» Input data:
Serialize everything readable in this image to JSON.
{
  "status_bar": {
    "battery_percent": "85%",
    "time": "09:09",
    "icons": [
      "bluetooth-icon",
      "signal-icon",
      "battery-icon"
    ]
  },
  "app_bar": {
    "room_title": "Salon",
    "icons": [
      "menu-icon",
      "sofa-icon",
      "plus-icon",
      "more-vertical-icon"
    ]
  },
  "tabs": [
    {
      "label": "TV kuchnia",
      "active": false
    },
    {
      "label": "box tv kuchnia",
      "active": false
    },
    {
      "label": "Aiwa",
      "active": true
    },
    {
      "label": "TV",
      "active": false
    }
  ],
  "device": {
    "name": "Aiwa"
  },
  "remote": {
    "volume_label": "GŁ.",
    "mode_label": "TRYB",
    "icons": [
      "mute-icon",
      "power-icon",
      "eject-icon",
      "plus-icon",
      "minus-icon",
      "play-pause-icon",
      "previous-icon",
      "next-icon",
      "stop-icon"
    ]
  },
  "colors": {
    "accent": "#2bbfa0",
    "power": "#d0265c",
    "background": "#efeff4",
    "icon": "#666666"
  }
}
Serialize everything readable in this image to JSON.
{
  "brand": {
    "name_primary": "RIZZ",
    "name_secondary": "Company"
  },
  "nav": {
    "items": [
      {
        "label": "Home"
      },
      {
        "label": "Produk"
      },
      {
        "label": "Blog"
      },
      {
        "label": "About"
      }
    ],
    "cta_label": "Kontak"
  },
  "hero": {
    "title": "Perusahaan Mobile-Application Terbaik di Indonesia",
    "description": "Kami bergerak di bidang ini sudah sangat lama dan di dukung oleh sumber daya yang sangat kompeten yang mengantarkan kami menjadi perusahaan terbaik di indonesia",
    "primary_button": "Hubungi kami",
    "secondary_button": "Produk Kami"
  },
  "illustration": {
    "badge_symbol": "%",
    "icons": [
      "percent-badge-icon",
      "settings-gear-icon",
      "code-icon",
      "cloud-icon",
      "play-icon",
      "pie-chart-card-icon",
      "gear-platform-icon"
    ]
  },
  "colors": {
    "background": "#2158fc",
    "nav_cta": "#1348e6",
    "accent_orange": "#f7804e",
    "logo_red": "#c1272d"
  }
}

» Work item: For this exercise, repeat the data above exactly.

» Written reply:
Serialize everything readable in this image to JSON.
{
  "status_bar": {
    "battery_percent": "85%",
    "time": "09:09",
    "icons": [
      "bluetooth-icon",
      "signal-icon",
      "battery-icon"
    ]
  },
  "app_bar": {
    "room_title": "Salon",
    "icons": [
      "menu-icon",
      "sofa-icon",
      "plus-icon",
      "more-vertical-icon"
    ]
  },
  "tabs": [
    {
      "label": "TV kuchnia",
      "active": false
    },
    {
      "label": "box tv kuchnia",
      "active": false
    },
    {
      "label": "Aiwa",
      "active": true
    },
    {
      "label": "TV",
      "active": false
    }
  ],
  "device": {
    "name": "Aiwa"
  },
  "remote": {
    "volume_label": "GŁ.",
    "mode_label": "TRYB",
    "icons": [
      "mute-icon",
      "power-icon",
      "eject-icon",
      "plus-icon",
      "minus-icon",
      "play-pause-icon",
      "previous-icon",
      "next-icon",
      "stop-icon"
    ]
  },
  "colors": {
    "accent": "#2bbfa0",
    "power": "#d0265c",
    "background": "#efeff4",
    "icon": "#666666"
  }
}
Serialize everything readable in this image to JSON.
{
  "brand": {
    "name_primary": "RIZZ",
    "name_secondary": "Company"
  },
  "nav": {
    "items": [
      {
        "label": "Home"
      },
      {
        "label": "Produk"
      },
      {
        "label": "Blog"
      },
      {
        "label": "About"
      }
    ],
    "cta_label": "Kontak"
  },
  "hero": {
    "title": "Perusahaan Mobile-Application Terbaik di Indonesia",
    "description": "Kami bergerak di bidang ini sudah sangat lama dan di dukung oleh sumber daya yang sangat kompeten yang mengantarkan kami menjadi perusahaan terbaik di indonesia",
    "primary_button": "Hubungi kami",
    "secondary_button": "Produk Kami"
  },
  "illustration": {
    "badge_symbol": "%",
    "icons": [
      "percent-badge-icon",
      "settings-gear-icon",
      "code-icon",
      "cloud-icon",
      "play-icon",
      "pie-chart-card-icon",
      "gear-platform-icon"
    ]
  },
  "colors": {
    "background": "#2158fc",
    "nav_cta": "#1348e6",
    "accent_orange": "#f7804e",
    "logo_red": "#c1272d"
  }
}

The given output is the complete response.